**WHAT YOU HAVE TO DO**
Go to the line that contains "What data populates" in the records below and repeat it, and each line after it, exactly through the end, omitting pictures.

Element data from apps and pages

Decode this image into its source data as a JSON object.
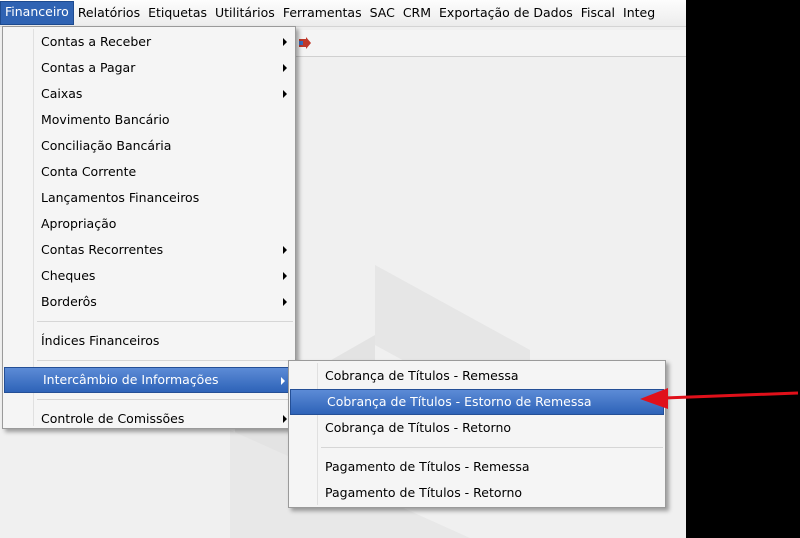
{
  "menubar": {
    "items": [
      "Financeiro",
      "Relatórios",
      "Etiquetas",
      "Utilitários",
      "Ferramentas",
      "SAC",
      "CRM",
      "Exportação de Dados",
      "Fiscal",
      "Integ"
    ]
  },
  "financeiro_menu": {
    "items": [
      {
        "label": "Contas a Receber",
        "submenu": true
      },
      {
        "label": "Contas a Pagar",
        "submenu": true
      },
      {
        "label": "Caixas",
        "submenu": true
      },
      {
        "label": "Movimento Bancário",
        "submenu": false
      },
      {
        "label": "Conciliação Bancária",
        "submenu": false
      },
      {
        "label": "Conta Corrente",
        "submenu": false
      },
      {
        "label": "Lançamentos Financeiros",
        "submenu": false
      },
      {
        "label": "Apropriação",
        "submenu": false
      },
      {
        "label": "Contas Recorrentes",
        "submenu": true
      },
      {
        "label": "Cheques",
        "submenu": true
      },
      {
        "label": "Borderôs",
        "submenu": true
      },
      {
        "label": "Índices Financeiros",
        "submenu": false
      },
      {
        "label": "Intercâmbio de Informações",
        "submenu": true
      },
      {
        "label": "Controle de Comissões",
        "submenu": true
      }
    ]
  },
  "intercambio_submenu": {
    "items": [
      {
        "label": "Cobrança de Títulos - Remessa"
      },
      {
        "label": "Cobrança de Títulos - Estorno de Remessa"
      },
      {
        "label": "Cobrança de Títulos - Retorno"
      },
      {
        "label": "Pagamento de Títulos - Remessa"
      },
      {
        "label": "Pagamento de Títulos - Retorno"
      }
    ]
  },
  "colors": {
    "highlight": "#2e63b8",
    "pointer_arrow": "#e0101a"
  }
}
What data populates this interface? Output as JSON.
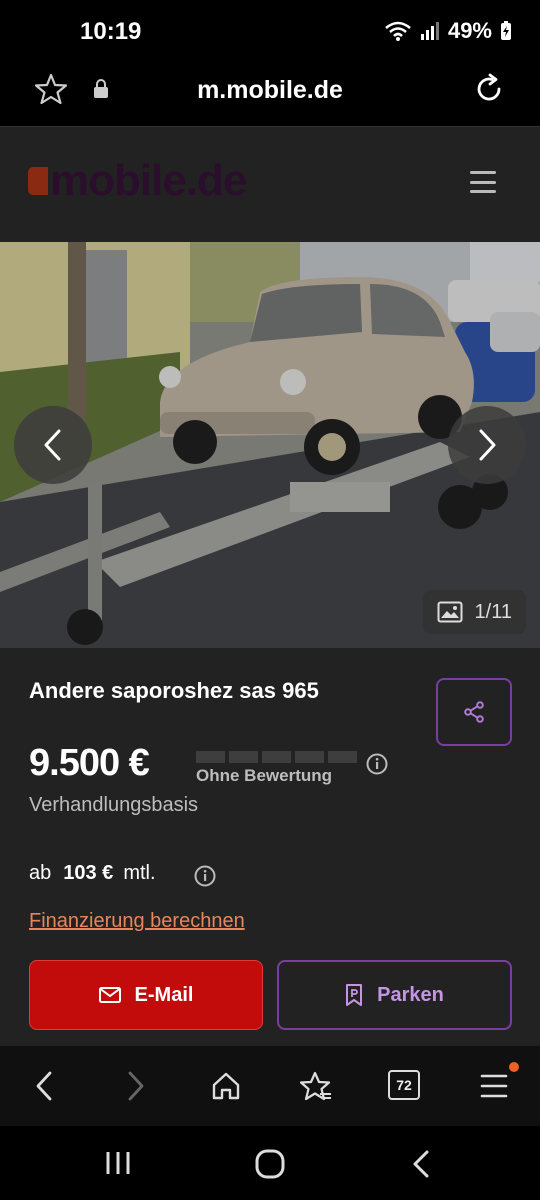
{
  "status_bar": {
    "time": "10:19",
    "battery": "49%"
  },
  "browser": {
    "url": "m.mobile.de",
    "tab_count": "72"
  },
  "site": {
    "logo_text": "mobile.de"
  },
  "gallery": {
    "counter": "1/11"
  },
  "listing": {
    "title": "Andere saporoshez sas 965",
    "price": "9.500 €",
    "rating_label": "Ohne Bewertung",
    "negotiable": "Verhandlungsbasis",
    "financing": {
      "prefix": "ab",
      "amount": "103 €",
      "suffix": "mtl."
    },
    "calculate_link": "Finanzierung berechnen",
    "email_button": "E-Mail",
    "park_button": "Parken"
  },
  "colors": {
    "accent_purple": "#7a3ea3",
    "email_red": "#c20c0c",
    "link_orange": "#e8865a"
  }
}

**RESULT OF THIS EXERCISE**
What data populates this interface? Output as JSON.
{
  "status_bar": {
    "time": "10:19",
    "battery": "49%"
  },
  "browser": {
    "url": "m.mobile.de",
    "tab_count": "72"
  },
  "site": {
    "logo_text": "mobile.de"
  },
  "gallery": {
    "counter": "1/11"
  },
  "listing": {
    "title": "Andere saporoshez sas 965",
    "price": "9.500 €",
    "rating_label": "Ohne Bewertung",
    "negotiable": "Verhandlungsbasis",
    "financing": {
      "prefix": "ab",
      "amount": "103 €",
      "suffix": "mtl."
    },
    "calculate_link": "Finanzierung berechnen",
    "email_button": "E-Mail",
    "park_button": "Parken"
  },
  "colors": {
    "accent_purple": "#7a3ea3",
    "email_red": "#c20c0c",
    "link_orange": "#e8865a"
  }
}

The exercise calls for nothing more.